havanaI’m currently a third of the way through (and enjoying) the biography Malcolm Williamson: A Mischievous Muse by Anthony Meredith and Paul Harris. Williamson was born in 1931 and died in 2003. So far, it’s covered his early years in Sydney and his early (and very drunkard) time in London up until his marriage in 1960, which seemed to reform him almost instantly. There followed a very productive period of composition – I’ve reached 1966. The biggest impact in those years came from the opera Our Man in Havana, premiered on 2 July 1963 at Sadler’s Wells. A rare foray for opera into contemporary literature, Havana was generally well received. However, there were only five initial performances, followed by three more in 1964 and a live BBC broadcast on June 30 1964. As Sadler’s Wells typically relied on non-specialist audiences, it couldn’t afford a long run.

Its neglect since, including the lack of any recording, is hard to understand. There have been two London revivals, the first at the Cochrane Theatre in 1987 and the second at the Greenwich Theatre in 2004 – though both were college performances. Most of the initial reviews praised the boldness and skill by which Williamson fused various elements together – popular and serious, comedy and tragedy – and handled the contemporary themes. Although approaching the musical in terms of its directness of communication, the two hour work is undeniably an opera. As in many of his other compositions, Williamson incorporated seemingly incompatible musical styles in the same piece – Cuban habanera and European dances with serial influences from Berg and neo-classicism from Stravinsky. Inevitably, it occasionally also brings Bernstein to mind.

The Cuban dance elements come out in the scenes set in Havana’s “Wonder Bar” and are reflected in the freely adapted orchestral suite Williamson extracted – now pretty much the only accessible material from the opera. The musical contrasts are in evidence even within the suite. Particularly suave, and by far the lightest movement, is the Serenade, which famously provoked a conga line in the audience at the Last Night of the Proms in 1976. It evokes the kind of music used in many an espionage thriller during the 1960s, and many judged it would have been more effective than the actual music used in the film of Graham Greene’s novel, which had come out five years earlier.
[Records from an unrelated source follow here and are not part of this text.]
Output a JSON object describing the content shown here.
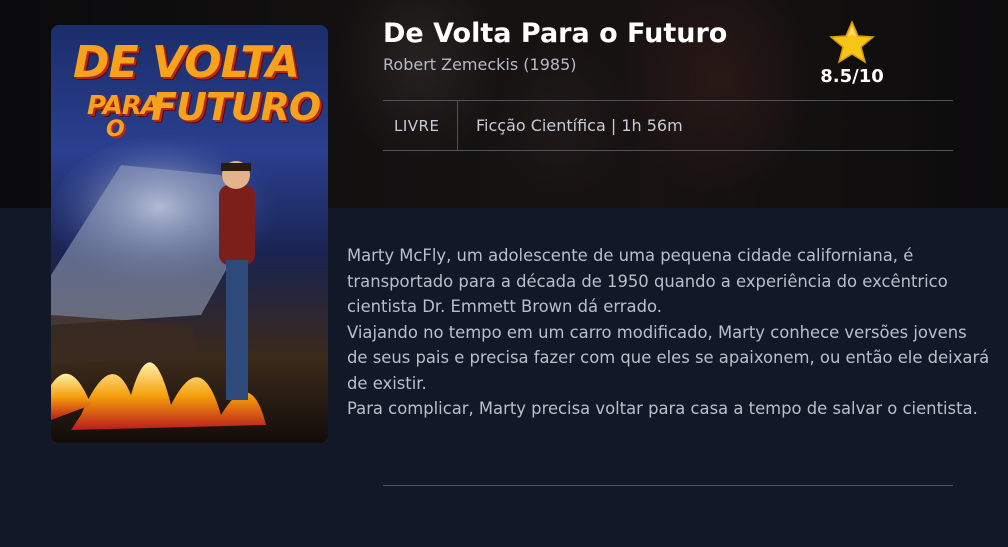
{
  "movie": {
    "title": "De Volta Para o Futuro",
    "director_year": "Robert Zemeckis (1985)",
    "rating": "8.5/10",
    "classification": "LIVRE",
    "genre_duration": "Ficção Científica | 1h 56m",
    "synopsis": "Marty McFly, um adolescente de uma pequena cidade californiana, é transportado para a década de 1950 quando a experiência do excêntrico cientista Dr. Emmett Brown dá errado.\n Viajando no tempo em um carro modificado, Marty conhece versões jovens de seus pais e precisa fazer com que eles se apaixonem, ou então ele deixará de existir.\nPara complicar, Marty precisa voltar para casa a tempo de salvar o cientista."
  },
  "poster": {
    "line1": "DE VOLTA",
    "line2": "PARA",
    "line3": "FUTURO",
    "line4": "O"
  },
  "icons": {
    "rating": "star-icon"
  },
  "colors": {
    "background": "#111827",
    "star": "#f5c518",
    "title_text": "#ffffff"
  }
}
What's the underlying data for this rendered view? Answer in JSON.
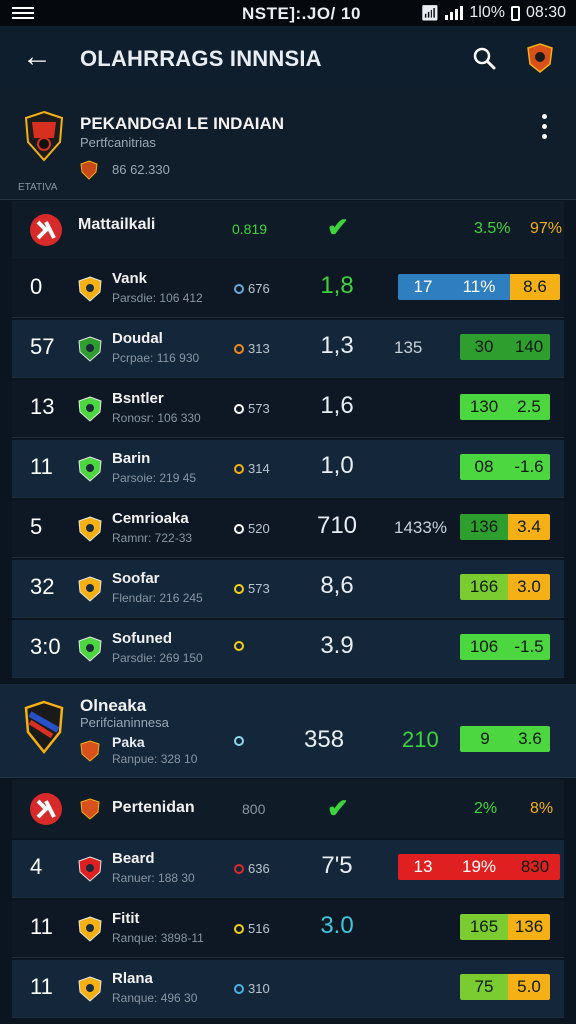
{
  "status": {
    "center": "NSTE]:.JO/ 10",
    "battery": "1l0%",
    "time": "08:30"
  },
  "appbar": {
    "title": "OLAHRRAGS INNNSIA"
  },
  "league1": {
    "name": "PEKANDGAI LE INDAIAN",
    "sub": "Pertfcanitrias",
    "meta": "86 62.330",
    "tag": "ETATIVA"
  },
  "section1": {
    "label": "Mattailkali",
    "val": "0.819",
    "pct1": "3.5%",
    "pct2": "97%"
  },
  "rows": [
    {
      "rank": "0",
      "name": "Vank",
      "sub": "Parsdie: 106 412",
      "dot": "676",
      "dot_color": "#6aa8d8",
      "score": "1,8",
      "mid": "",
      "s1": "17",
      "s2": "11%",
      "s3": "8.6",
      "bar1": "#2f7fc0",
      "bar2": "#2f7fc0",
      "bar3": "#f4b014",
      "score_color": "#3cd43c"
    },
    {
      "rank": "57",
      "name": "Doudal",
      "sub": "Pcrpae: 116 930",
      "dot": "313",
      "dot_color": "#f08a1c",
      "score": "1,3",
      "mid": "135",
      "s1": "",
      "s2": "30",
      "s3": "140",
      "bar1": "#2e9e2e",
      "bar2": "#2e9e2e",
      "bar3": "#2e9e2e",
      "score_color": "#e8eef4"
    },
    {
      "rank": "13",
      "name": "Bsntler",
      "sub": "Ronosr: 106 330",
      "dot": "573",
      "dot_color": "#ffffff",
      "score": "1,6",
      "mid": "",
      "s1": "",
      "s2": "130",
      "s3": "2.5",
      "bar1": "#4cd640",
      "bar2": "#4cd640",
      "bar3": "#4cd640",
      "score_color": "#e8eef4"
    },
    {
      "rank": "11",
      "name": "Barin",
      "sub": "Parsoie: 219 45",
      "dot": "314",
      "dot_color": "#f4b014",
      "score": "1,0",
      "mid": "",
      "s1": "",
      "s2": "08",
      "s3": "-1.6",
      "bar1": "#4cd640",
      "bar2": "#4cd640",
      "bar3": "#4cd640",
      "score_color": "#e8eef4"
    },
    {
      "rank": "5",
      "name": "Cemrioaka",
      "sub": "Ramnr: 722-33",
      "dot": "520",
      "dot_color": "#ffffff",
      "score": "710",
      "mid": "1433%",
      "s1": "",
      "s2": "136",
      "s3": "3.4",
      "bar1": "#2e9e2e",
      "bar2": "#2e9e2e",
      "bar3": "#f4b014",
      "score_color": "#e8eef4"
    },
    {
      "rank": "32",
      "name": "Soofar",
      "sub": "Flendar: 216 245",
      "dot": "573",
      "dot_color": "#f4d014",
      "score": "8,6",
      "mid": "",
      "s1": "",
      "s2": "166",
      "s3": "3.0",
      "bar1": "#7acc30",
      "bar2": "#7acc30",
      "bar3": "#f4b014",
      "score_color": "#e8eef4"
    },
    {
      "rank": "3:0",
      "name": "Sofuned",
      "sub": "Parsdie: 269 150",
      "dot": "",
      "dot_color": "#f4d014",
      "score": "3.9",
      "mid": "",
      "s1": "",
      "s2": "106",
      "s3": "-1.5",
      "bar1": "#4cd640",
      "bar2": "#4cd640",
      "bar3": "#4cd640",
      "score_color": "#e8eef4"
    }
  ],
  "league2": {
    "name": "Olneaka",
    "sub": "Perifcianinnesa",
    "team": "Paka",
    "teamsub": "Ranpue: 328 10",
    "score": "358",
    "mid": "210",
    "s2": "9",
    "s3": "3.6"
  },
  "section2": {
    "label": "Pertenidan",
    "val": "800",
    "pct1": "2%",
    "pct2": "8%"
  },
  "rows2": [
    {
      "rank": "4",
      "name": "Beard",
      "sub": "Ranuer: 188 30",
      "dot": "636",
      "dot_color": "#d82a2a",
      "score": "7'5",
      "mid": "",
      "s1": "13",
      "s2": "19%",
      "s3": "830",
      "bar1": "#e02020",
      "bar2": "#e02020",
      "bar3": "#e02020",
      "score_color": "#e8eef4"
    },
    {
      "rank": "11",
      "name": "Fitit",
      "sub": "Ranque: 3898-11",
      "dot": "516",
      "dot_color": "#f4d014",
      "score": "3.0",
      "mid": "",
      "s1": "",
      "s2": "165",
      "s3": "136",
      "bar1": "#7acc30",
      "bar2": "#7acc30",
      "bar3": "#f4b014",
      "score_color": "#3cc8d8"
    },
    {
      "rank": "11",
      "name": "Rlana",
      "sub": "Ranque: 496 30",
      "dot": "310",
      "dot_color": "#4ab0e8",
      "score": "",
      "mid": "",
      "s1": "",
      "s2": "75",
      "s3": "5.0",
      "bar1": "#7acc30",
      "bar2": "#7acc30",
      "bar3": "#f4b014",
      "score_color": "#e8eef4"
    }
  ]
}
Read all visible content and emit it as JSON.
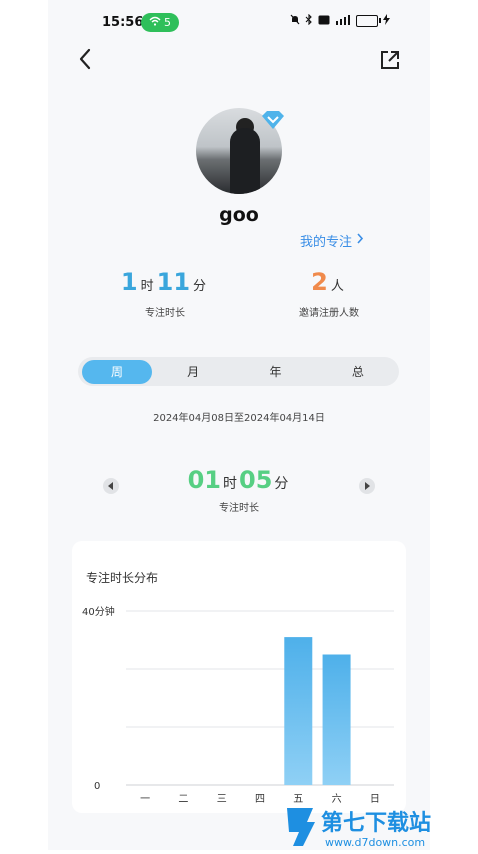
{
  "status": {
    "time": "15:56",
    "wifi_count": "5"
  },
  "profile": {
    "username": "goo",
    "my_focus_label": "我的专注"
  },
  "stats": {
    "hours": "1",
    "hour_unit": "时",
    "minutes": "11",
    "minute_unit": "分",
    "focus_label": "专注时长",
    "invites": "2",
    "invite_unit": "人",
    "invite_label": "邀请注册人数"
  },
  "tabs": [
    "周",
    "月",
    "年",
    "总"
  ],
  "active_tab": "周",
  "date_range": "2024年04月08日至2024年04月14日",
  "week_focus": {
    "hours": "01",
    "hour_unit": "时",
    "minutes": "05",
    "minute_unit": "分",
    "label": "专注时长"
  },
  "card_title": "专注时长分布",
  "chart_data": {
    "type": "bar",
    "categories": [
      "一",
      "二",
      "三",
      "四",
      "五",
      "六",
      "日"
    ],
    "values": [
      0,
      0,
      0,
      0,
      34,
      30,
      0
    ],
    "ylim": [
      0,
      40
    ],
    "ytick_labels": [
      "0",
      "40分钟"
    ],
    "grid": true,
    "color": "#5ab4ec"
  },
  "watermark": {
    "title": "第七下载站",
    "url": "www.d7down.com"
  },
  "colors": {
    "accent": "#3aa6dc",
    "green": "#57cf83",
    "orange": "#f08a4b"
  }
}
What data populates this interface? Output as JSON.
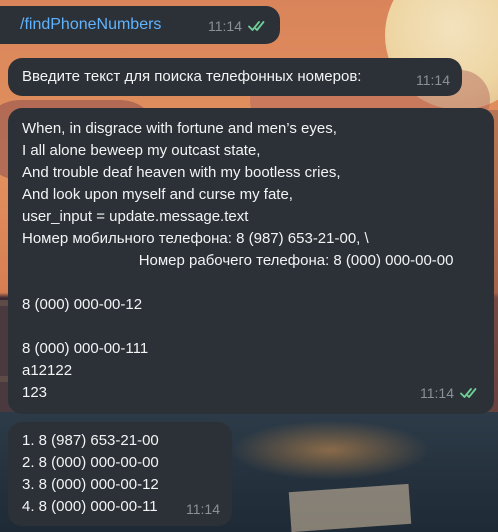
{
  "messages": [
    {
      "id": "cmd",
      "direction": "outgoing",
      "text": "/findPhoneNumbers",
      "time": "11:14",
      "status": "read",
      "status_icon": "double-check-icon"
    },
    {
      "id": "prompt",
      "direction": "incoming",
      "text": "Введите текст для поиска телефонных номеров:",
      "time": "11:14"
    },
    {
      "id": "input",
      "direction": "outgoing",
      "lines": [
        "When, in disgrace with fortune and men’s eyes,",
        "I all alone beweep my outcast state,",
        "And trouble deaf heaven with my bootless cries,",
        "And look upon myself and curse my fate,",
        "user_input = update.message.text",
        "Номер мобильного телефона: 8 (987) 653-21-00, \\",
        "                            Номер рабочего телефона: 8 (000) 000-00-00",
        "",
        "8 (000) 000-00-12",
        "",
        "8 (000) 000-00-111",
        "a12122",
        "123"
      ],
      "time": "11:14",
      "status": "read",
      "status_icon": "double-check-icon"
    },
    {
      "id": "result",
      "direction": "incoming",
      "lines": [
        "1. 8 (987) 653-21-00",
        "2. 8 (000) 000-00-00",
        "3. 8 (000) 000-00-12",
        "4. 8 (000) 000-00-11"
      ],
      "time": "11:14"
    }
  ],
  "colors": {
    "bubble": "#2c3137",
    "text": "#f2f4f5",
    "command": "#5fb3ff",
    "time": "#8a9096",
    "read_check": "#6fcf97"
  }
}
Greene himself approved of the opera. And Malcolm Williamson went on to write another opera based on a contemporary novel – The Violins of Saint-Jacques based on the book by Patrick Leigh Fermor.